Chuck Close: Prints, Process and Collaboration, installation view, Museum of Contemporary Art, Sydney, 2014, courtesy the artist and Pace Gallery, New York © Museum of Contemporary Art photograph: Jess Maurer
Bob may not be your uncle, but he is a familiar face to many of us. American artist Chuck Close’s large, airbrushed painting of his friend Robert Israel, made in 1969-70, has had pride of place at the National Gallery of Australia for nearly four decades. Now, Bob has left the walls of our national institution for the first time in 15 years to take up temporary residence at the Museum of Contemporary Art Australia in Sydney amongst the artist’s extraordinary prints and multiples.
Chuck Close: Prints, Process and Collaboration is an impressive and intriguing survey. Although audiences are familiar with Close’s supersized portrait paintings such as Bob, they may not be familiar with his prints. This exhibition highlights the importance of printmaking to the artist’s practice, exhibiting state proofs, plates and other process material along with the finished work. This allows the viewer to gain a fuller understanding of the different types of printmaking, as well as an insight into Close’s personality and how that manifests in his art practice. As Exhibition Curator Terrie Sultan, who has worked with Close on the exhibition for many years, explained:
‘Printmaking is very key to Chuck. It is a place for him to really experiment, and he has said many times that almost every innovation that he has experienced in a painting has come about as a direct result of something he learned from making a print. And the place where that is the most obvious is the first print that he ever made, which is the focus of one entire room in this exhibition, Keith/Mezzotint.’
Aside from Bob, Keith/Mezzotint is another of Australia’s significant contributions to the exhibition, also drawn from the collection of the NGA. Sultan enthused, ‘It just shows you how incredibly forward looking the directors and the curators here in Australia were in the 1970s, when people in America were not collecting Chuck’s works.’
Made in 1972, it represents the first time the artist tackled this particularly labour-intensive medium, as well as the first time Close ‘showed his hand’ in revealing the underlying grid structure that is now synonymous with his images. Like many of the developments in the artist’s practice, this revelation was an accident embraced by Close. As Sultan revealed:
‘In the process of making that print, the grid line that [Close] had always used in order to organise the composition [and] transfer information from the photograph to the painting, wore down from the plate because of the way a mezzotint is made. [So] when they started taking the proofs you could see the grid.
‘That was a huge revelation to him, [and] he said to himself, ‘henceforth, I’m going to show everybody why that grid is so important to me.’ So it was transformational to him in terms of how he went forward with his paintings after making that print. And it’s been true in almost every instance he has experimented with a print, that he has been able to take something that he has learned and used it in a painting.’
The exhibition allows the audience to follow the threads of these developments, with the familiar faces of Close’s subjects as guides. Composer Philip Glass is the eponymous Phil we see in many of these images. The original photograph, taken by Close nearly four decades ago, has served as the basis for several prints in the exhibition.

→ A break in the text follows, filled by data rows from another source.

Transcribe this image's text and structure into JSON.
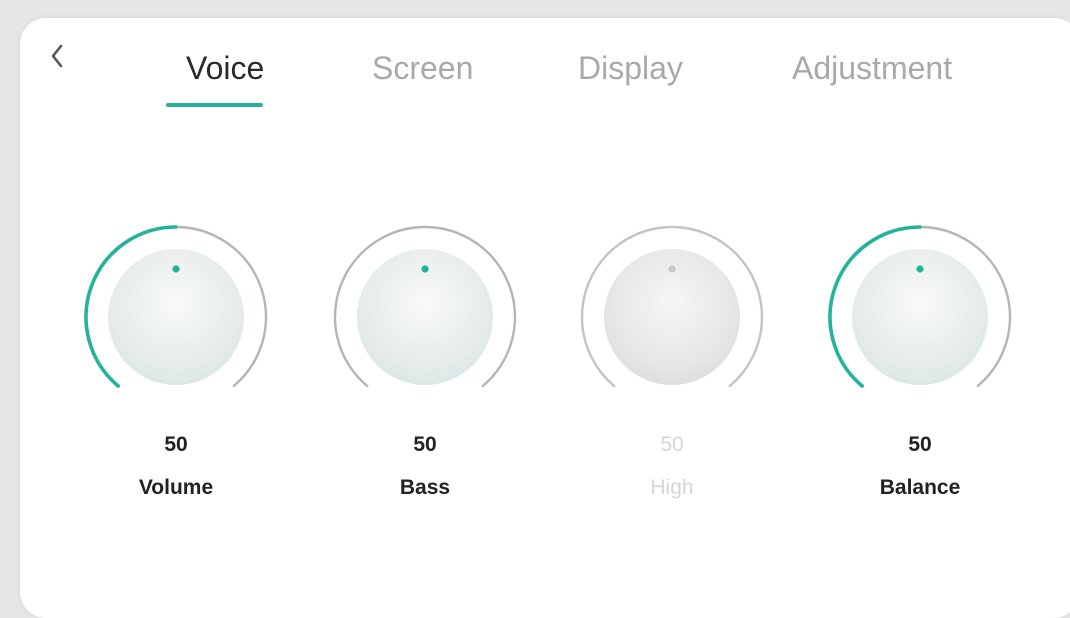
{
  "tabs": [
    {
      "label": "Voice",
      "active": true
    },
    {
      "label": "Screen",
      "active": false
    },
    {
      "label": "Display",
      "active": false
    },
    {
      "label": "Adjustment",
      "active": false
    }
  ],
  "knobs": [
    {
      "value": "50",
      "label": "Volume",
      "enabled": true,
      "level": 0.5
    },
    {
      "value": "50",
      "label": "Bass",
      "enabled": true,
      "level": 0
    },
    {
      "value": "50",
      "label": "High",
      "enabled": false,
      "level": 0
    },
    {
      "value": "50",
      "label": "Balance",
      "enabled": true,
      "level": 0.5
    }
  ],
  "colors": {
    "accent": "#22b39a",
    "track": "#b5b5b5",
    "disabled_track": "#c4c4c4",
    "active_text": "#2a2a2a",
    "inactive_text": "#a9a9a9"
  },
  "icons": {
    "back": "chevron-left-icon"
  }
}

Glass is also the subject of Phil/Tapestry (1991), a small piece manufactured in silk on a Chinese loom to instructions provided by the artist. Years later, with the encouragement of Donald Farnsworth (one of his many collaborators in the world of multiples), Close returned to the medium, creating large-scale jacquard tapestries based on photographs of his friends. Several of these, including Roy Lichtenstein, Lou Reed and Kate Moss feature in the exhibition.
Like all Close’s images, these apparently monochrome tapestries defy belief when viewed in the flesh. ‘They are absolutely full of colour,’ said Sultan. ‘You think you’re looking at black and white, and you get close to them and see how many colours there are, and you understand how colour theory works. There is no such thing as black, black is just the aggregate of every other colour in saturation.’
This layering is vital to the way Close approaches all materials. Whether peering in at the myriad of tiny abstract paintings that constitute the painting of his niece Emma, or examining a selection of the intricate woodblocks that led to the complex and beautiful print of the same subject, Close appears to see detail beyond the wildest imagination of most.
Indeed, he is known amongst his master printmaker collaborators for pushing the limits of possibilities, taking those around him on what Sultan terms a ‘voyage of discovery’ where clearly the process is as important as the final outcome. And in Chuck Close: Prints, Process and Collaboration, the audience is invited along on this voyage of discovery too. From felt hand stamps to paper pulp works, the ambition, skill and technique that has gone into producing these works is a wonder to behold.
Consulting Curator Glenn Barkley said that ‘Chuck was a magician when he was a kid. The golden rule of being a magician is that you never reveal how the trick is made, whereas Chuck wanted to reveal the trick. He also does that with the prints. He shows you how they’re made, but it actually makes them more magical when you realise all the work that’s gone into them.’
Head over to the MCA this summer and prepare to be amazed.